Before drifting off to sleep, I would read articles about the trial. One strategy of the prosecution was to let the plaintiffs themselves—their personalities, their histories—make a fresh case for the ability of homosexuals to form successful unions. The two halves of the male couple, Zarrillo and Katami, were affable and settled. Zarrillo had grown up in suburban New Jersey and attended the local high school.
One enterprising juggalo asked if I’d like to touch his testicles for $5. I hastened my search for a campsite. Finally I picked a spot next to the parking lot in the “Lost Ninja Clan” area. (Ninja, I learned, is the diminutive form of juggalo, e.g., “What up, ninja?”) Having never camped before, I spent twenty minutes flexing tent poles and accidentally launching them like javelins. I heard a soft voice behind me ask, “Need any help?” I turned and met Adam.
He was reading the same book as almost everyone in his general situation, Paul Goodman’s Growing Up Absurd, and it formed the foundation of his teaching practice. Goodman insisted, in a lively, sensible voice, that there was something fundamentally wrong with the way boys were being brought up, and proposed a revival of the progressive education model. The model he presented most persuasively, however, was his own warm, straightforward style: “The curriculum is only superficially what ‘a man ought to know’; it is more fundamentally how to become a-man-in-the-world.”
Nearly every great philosopher in the era of the university has said somewhere that there is no such thing as education in schools. Nearly every one of these, too, taught or lectured (Nietzsche, Heidegger, Wittgenstein, James, Arendt), or was entangled as far as to have learned from a university, in its lecture halls and library, what philosophy would be.
Be strong, sweet David, live long unto seeing thy children’s eyes, / though their backs hasten to flee from thee, stay in touch with thy / comrades-in-arms, / after thy sons deny thee, a covenant of the shunned. / Take care, soldier-boy.
Ryan Schreiber launched Pitchfork in November 1995 from his parents’ house in a suburb of Minneapolis. Because the domain name www.pitchfork.com belonged to a company selling livestock out of Butte Falls, Oregon, Schreiber had to settle for www.pitchforkmedia.com. The name, he told BusinessWeek in 2008, was meant to suggest “an angry mob mentality” toward the music industry.
Inside the theater it felt like a church service or a rock show. When the recorded voice told us to turn off our cell phones because The Book of Mormon would begin in one minute, the audience cheered wildly. This was my first musical on Broadway—a fact I’d concealed from the editors of n+1 when persuading them to assign me this review—but I sensed it wasn’t usually like this. The Arab Spring was bogging down in the bloody summer. We were bombing Tripoli. Radiation was leaking from Fukushima. The woman behind me sighed a long, settling-in sigh, and then said, “I just want to see something funny.” And that’s exactly what was about to happen to her.

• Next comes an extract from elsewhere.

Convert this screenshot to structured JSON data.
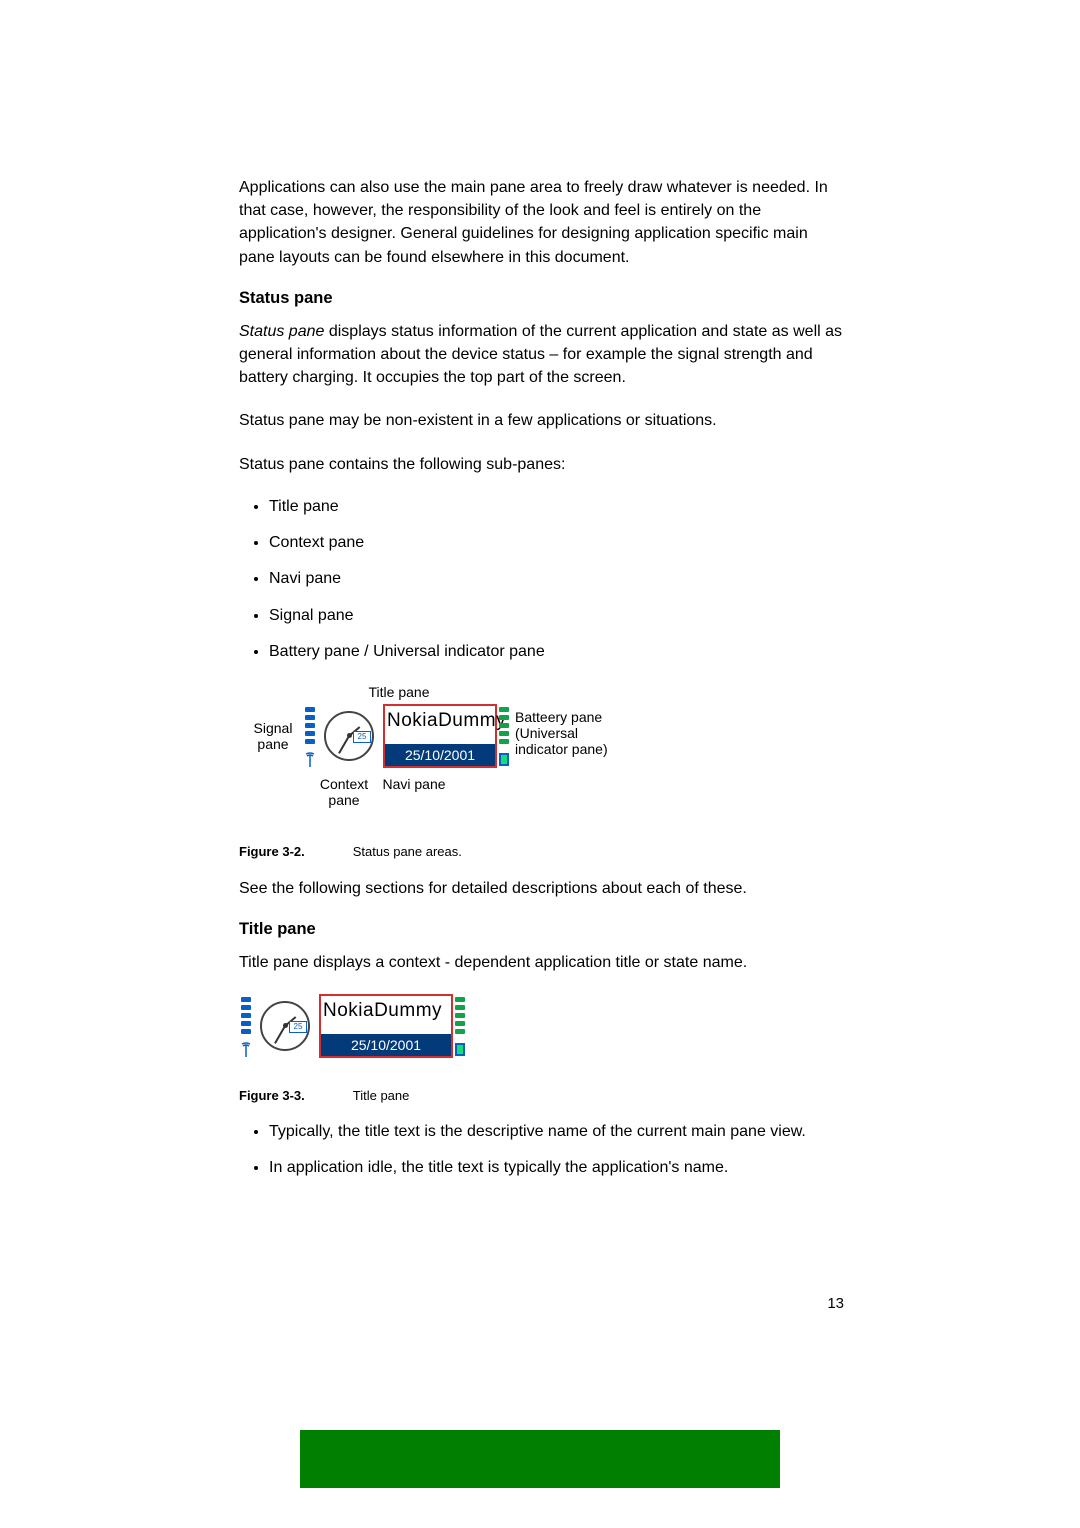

These reckless propositions—that the only way to save the country from this ignorant nonentity was through some form of soft, disguised, quasi-legal coup—are gently whispered into plausibility, and the door is opened to the enemies of democracy.
It is doubtful that the mere novelty of the phonograph was enough to determine lasting shifts in people’s daily behavior. Further, we need to question the notion that recording technology was a source of private and introverted musicality, and that the public concert was a source of shared experience and sociality. The 19th-century music lovers I’ve studied frequently reported feeling alone in their passion for music. They listened at concerts in the midst of friends and family, but insisted that such friends did not hear the same sounds and were not moved in the same way.